§ Task: Go through the data and report each line that holds the string "dylib".

==========

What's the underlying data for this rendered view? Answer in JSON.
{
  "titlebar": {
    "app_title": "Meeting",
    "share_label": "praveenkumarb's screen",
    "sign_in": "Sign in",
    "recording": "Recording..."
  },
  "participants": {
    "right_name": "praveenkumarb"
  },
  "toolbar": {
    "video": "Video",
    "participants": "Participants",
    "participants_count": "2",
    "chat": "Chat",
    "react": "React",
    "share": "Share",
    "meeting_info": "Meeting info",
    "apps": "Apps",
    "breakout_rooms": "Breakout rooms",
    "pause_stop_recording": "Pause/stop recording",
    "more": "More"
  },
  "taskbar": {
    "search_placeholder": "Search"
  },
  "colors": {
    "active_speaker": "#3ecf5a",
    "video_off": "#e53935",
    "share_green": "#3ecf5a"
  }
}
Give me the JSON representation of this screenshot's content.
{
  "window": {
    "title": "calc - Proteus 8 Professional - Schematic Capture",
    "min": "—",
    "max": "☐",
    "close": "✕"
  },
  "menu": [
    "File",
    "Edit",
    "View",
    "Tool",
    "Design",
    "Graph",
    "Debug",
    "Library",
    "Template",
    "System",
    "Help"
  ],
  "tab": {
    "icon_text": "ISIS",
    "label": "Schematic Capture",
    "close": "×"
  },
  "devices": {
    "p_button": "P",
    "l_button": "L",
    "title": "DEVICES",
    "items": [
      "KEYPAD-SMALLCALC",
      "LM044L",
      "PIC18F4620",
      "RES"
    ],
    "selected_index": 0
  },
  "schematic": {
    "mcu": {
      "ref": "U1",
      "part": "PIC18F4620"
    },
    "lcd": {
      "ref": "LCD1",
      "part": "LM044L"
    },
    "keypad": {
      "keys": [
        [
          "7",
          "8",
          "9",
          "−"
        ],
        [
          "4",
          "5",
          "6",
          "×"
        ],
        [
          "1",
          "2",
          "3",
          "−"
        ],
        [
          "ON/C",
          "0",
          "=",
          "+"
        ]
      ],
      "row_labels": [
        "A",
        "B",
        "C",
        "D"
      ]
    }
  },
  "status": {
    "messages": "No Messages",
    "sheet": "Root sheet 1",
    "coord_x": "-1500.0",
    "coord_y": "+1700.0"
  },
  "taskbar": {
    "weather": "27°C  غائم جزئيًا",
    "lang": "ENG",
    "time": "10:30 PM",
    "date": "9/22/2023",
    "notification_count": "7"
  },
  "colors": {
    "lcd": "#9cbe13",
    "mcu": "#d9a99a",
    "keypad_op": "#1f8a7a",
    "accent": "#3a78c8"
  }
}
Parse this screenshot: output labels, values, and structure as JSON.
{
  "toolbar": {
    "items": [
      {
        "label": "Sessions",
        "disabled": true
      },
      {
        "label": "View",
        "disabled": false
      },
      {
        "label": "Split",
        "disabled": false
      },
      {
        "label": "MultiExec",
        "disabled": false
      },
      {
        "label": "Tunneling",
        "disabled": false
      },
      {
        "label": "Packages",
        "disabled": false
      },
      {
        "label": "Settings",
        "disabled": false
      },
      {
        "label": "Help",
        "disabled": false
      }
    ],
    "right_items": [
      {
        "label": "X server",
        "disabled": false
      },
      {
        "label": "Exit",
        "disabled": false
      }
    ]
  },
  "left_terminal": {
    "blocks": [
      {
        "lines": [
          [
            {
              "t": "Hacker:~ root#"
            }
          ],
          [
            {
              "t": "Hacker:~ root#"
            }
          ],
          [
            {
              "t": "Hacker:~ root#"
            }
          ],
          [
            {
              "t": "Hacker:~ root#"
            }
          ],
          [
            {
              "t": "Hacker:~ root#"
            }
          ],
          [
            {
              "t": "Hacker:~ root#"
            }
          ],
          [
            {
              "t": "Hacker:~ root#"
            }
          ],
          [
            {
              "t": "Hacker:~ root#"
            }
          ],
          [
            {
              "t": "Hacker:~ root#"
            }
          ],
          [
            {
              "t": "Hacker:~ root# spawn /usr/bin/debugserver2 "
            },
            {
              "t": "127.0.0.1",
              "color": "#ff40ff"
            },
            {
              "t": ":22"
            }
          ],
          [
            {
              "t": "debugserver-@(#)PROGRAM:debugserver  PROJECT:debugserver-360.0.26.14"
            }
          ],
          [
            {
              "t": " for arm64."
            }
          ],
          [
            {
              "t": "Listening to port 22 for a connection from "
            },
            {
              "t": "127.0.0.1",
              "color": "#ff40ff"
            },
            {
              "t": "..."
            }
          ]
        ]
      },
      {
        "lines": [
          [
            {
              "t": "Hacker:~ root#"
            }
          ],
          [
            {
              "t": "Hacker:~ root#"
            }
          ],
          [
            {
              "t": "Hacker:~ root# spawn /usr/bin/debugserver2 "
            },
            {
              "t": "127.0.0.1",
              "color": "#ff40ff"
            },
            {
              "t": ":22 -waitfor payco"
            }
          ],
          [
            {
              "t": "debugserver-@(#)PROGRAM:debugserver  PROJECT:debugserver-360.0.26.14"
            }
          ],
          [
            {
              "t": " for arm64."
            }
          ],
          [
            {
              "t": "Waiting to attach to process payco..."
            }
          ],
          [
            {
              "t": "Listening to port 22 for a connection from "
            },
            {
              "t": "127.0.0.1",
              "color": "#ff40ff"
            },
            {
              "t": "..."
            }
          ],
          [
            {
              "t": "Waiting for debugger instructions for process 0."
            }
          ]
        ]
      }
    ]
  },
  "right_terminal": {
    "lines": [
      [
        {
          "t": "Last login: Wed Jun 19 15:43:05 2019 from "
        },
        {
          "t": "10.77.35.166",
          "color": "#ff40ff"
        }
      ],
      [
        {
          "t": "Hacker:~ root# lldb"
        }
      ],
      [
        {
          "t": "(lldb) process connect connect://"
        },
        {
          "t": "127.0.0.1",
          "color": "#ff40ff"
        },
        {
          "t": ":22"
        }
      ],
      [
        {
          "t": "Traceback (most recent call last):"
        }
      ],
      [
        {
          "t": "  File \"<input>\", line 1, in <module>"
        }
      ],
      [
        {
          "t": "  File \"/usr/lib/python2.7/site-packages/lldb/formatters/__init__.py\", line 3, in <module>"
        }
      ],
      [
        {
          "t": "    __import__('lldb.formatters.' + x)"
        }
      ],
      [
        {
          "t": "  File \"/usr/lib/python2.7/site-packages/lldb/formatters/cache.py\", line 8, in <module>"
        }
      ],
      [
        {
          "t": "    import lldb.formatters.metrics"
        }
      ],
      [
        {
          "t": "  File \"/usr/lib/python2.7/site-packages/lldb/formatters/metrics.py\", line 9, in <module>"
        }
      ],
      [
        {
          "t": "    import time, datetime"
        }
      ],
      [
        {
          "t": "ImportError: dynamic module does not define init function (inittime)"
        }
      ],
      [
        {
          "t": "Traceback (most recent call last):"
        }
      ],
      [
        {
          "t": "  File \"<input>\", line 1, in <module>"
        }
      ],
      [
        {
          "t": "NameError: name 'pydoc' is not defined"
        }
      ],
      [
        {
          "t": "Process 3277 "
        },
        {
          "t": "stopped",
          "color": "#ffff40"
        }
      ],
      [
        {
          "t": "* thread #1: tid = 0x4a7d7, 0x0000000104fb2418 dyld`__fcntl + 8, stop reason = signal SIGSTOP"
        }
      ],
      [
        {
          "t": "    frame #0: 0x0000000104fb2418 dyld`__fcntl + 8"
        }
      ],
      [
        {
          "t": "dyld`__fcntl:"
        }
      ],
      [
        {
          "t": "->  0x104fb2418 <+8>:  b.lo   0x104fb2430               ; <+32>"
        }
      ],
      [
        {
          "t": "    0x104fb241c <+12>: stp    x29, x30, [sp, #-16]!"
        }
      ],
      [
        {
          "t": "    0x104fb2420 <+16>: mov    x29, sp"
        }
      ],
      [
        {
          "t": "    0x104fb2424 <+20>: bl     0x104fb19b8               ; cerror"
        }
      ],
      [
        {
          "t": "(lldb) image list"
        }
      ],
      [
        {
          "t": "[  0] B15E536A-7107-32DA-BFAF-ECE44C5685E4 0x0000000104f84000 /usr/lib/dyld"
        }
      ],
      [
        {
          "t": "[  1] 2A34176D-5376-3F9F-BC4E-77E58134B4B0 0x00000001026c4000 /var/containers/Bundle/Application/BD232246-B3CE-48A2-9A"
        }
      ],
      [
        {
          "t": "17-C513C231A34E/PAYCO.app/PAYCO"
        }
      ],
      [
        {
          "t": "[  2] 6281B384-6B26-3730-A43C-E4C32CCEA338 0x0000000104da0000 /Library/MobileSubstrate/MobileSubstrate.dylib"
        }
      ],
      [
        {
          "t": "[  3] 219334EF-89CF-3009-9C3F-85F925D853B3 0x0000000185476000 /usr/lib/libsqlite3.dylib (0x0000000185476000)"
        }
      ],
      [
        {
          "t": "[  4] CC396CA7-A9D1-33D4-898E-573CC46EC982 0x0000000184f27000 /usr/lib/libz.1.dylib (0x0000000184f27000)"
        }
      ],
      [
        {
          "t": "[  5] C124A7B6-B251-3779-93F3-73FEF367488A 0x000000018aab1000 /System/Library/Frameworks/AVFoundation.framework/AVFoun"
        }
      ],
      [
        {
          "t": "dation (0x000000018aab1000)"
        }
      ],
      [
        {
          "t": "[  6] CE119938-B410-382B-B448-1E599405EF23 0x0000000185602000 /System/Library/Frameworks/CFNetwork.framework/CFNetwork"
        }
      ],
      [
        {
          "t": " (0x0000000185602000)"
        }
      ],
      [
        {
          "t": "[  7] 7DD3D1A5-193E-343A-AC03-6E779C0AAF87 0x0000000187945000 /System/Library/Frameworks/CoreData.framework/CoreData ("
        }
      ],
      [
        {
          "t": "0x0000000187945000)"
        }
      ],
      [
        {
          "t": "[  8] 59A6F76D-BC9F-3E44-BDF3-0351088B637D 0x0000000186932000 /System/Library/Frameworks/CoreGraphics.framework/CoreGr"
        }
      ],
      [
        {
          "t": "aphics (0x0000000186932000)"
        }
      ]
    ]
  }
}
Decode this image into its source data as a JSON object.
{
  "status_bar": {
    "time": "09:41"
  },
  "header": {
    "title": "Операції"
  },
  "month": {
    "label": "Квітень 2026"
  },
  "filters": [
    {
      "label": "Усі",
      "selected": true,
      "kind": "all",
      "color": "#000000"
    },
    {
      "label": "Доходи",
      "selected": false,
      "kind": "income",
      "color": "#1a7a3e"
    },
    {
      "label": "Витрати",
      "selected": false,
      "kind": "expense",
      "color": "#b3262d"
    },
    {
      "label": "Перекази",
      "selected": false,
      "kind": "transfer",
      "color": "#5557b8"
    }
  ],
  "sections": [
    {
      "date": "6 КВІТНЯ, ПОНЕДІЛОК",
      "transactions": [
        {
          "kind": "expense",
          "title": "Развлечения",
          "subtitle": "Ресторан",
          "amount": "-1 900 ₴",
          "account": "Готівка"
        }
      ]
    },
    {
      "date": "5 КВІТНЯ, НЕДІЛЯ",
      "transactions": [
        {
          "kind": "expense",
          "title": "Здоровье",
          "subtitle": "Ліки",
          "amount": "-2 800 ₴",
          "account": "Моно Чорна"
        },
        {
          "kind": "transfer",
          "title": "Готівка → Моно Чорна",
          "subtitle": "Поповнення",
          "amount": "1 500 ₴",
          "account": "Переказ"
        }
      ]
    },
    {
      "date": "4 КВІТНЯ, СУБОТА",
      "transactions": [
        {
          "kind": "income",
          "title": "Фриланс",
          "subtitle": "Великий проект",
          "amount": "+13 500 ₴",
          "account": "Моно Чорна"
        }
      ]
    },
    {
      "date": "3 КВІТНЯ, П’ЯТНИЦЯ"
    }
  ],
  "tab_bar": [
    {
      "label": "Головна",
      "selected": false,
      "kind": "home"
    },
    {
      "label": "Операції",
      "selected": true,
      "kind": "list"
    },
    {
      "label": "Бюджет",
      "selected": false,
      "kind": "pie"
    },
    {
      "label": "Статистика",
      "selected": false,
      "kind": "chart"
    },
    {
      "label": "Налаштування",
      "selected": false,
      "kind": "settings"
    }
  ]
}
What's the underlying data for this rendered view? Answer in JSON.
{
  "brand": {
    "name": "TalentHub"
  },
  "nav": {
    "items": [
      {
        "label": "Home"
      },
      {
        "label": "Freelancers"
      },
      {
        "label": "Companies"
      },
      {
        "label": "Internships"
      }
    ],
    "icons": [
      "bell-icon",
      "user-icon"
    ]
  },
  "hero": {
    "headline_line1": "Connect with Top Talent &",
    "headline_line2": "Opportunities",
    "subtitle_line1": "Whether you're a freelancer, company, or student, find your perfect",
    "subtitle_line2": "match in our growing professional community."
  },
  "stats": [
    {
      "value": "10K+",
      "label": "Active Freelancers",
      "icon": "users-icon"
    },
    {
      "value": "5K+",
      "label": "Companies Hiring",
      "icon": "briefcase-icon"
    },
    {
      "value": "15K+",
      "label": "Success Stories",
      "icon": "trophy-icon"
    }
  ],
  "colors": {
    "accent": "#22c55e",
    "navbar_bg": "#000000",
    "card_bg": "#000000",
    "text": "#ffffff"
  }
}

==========

§ Expected output:
          "t": "[  2] 6281B384-6B26-3730-A43C-E4C32CCEA338 0x0000000104da0000 /Library/MobileSubstrate/MobileSubstrate.dylib"
          "t": "[  3] 219334EF-89CF-3009-9C3F-85F925D853B3 0x0000000185476000 /usr/lib/libsqlite3.dylib (0x0000000185476000)"
          "t": "[  4] CC396CA7-A9D1-33D4-898E-573CC46EC982 0x0000000184f27000 /usr/lib/libz.1.dylib (0x0000000184f27000)"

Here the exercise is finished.